The officer can provide the applicant a second chance to pass the test within 60 to 90 days of the first test. However, this permission is only admissible when the applicant has not been found ineligible on other grounds.

FAQs About Citizenship Interview

How long will will uscis take to make a decision?

The USCIS immigration officer can take up to 120 days to make a final decision after the interview.

How long is the citizenship interview?

The naturalization interview of any given applicant can last anywhere around 30 minutes or less.

What should I bring to my citizenship interview in 2022?

When you are visiting the nearest USCIS facility for an interview, you should carry your permanent resident card (Form I-551), An ID form issued by the state, a valid or expired passport, and an appointment notice.

What are the most asked questions for citizenship?

The most asked questions during the common citizenship test include the current president of the U.S., two primary political parties in the U.S., voting time for president, frequency of presidential voting, etc.

Do I need a lawyer to apply for U.S. Citizenship?

No. It is not mandatory to have a lawyer when applying for citizenship. You can file the form yourself. However, you can seek legal advice from a lawyer, but it is at your discretion.

Will USCIS approve my Form N-400 Naturalization application once I pass the reading, writing, and civics portions of the test?

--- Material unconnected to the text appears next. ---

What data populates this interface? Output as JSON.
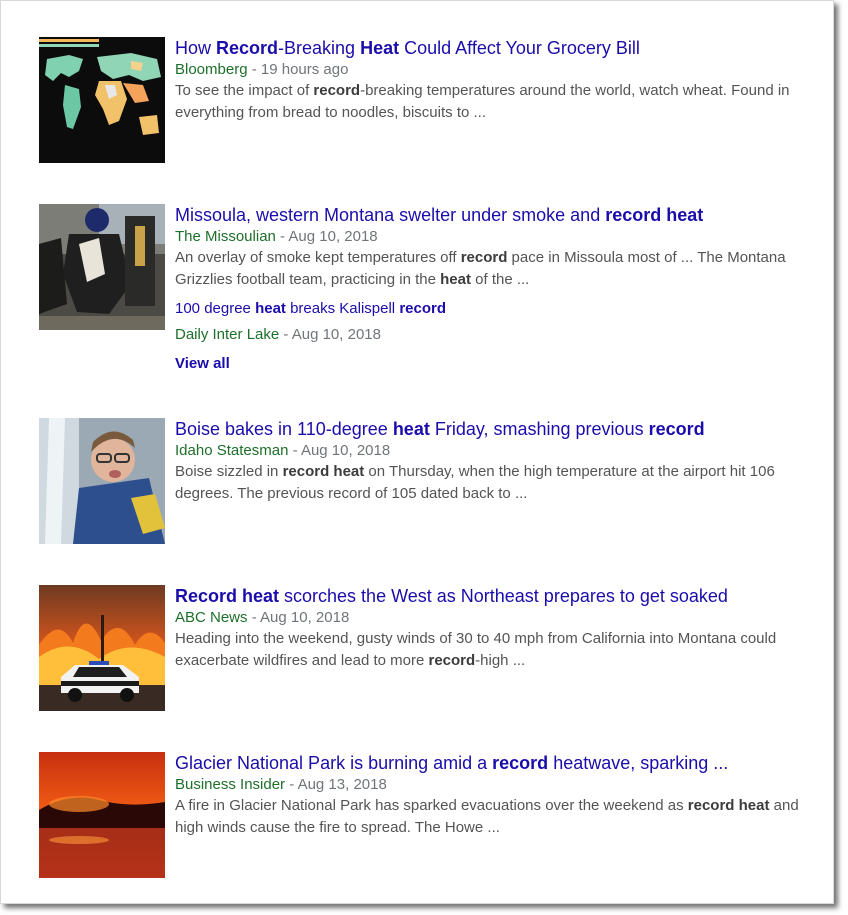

No, you should also pass the speaking test besides the reading, writing, and civics test.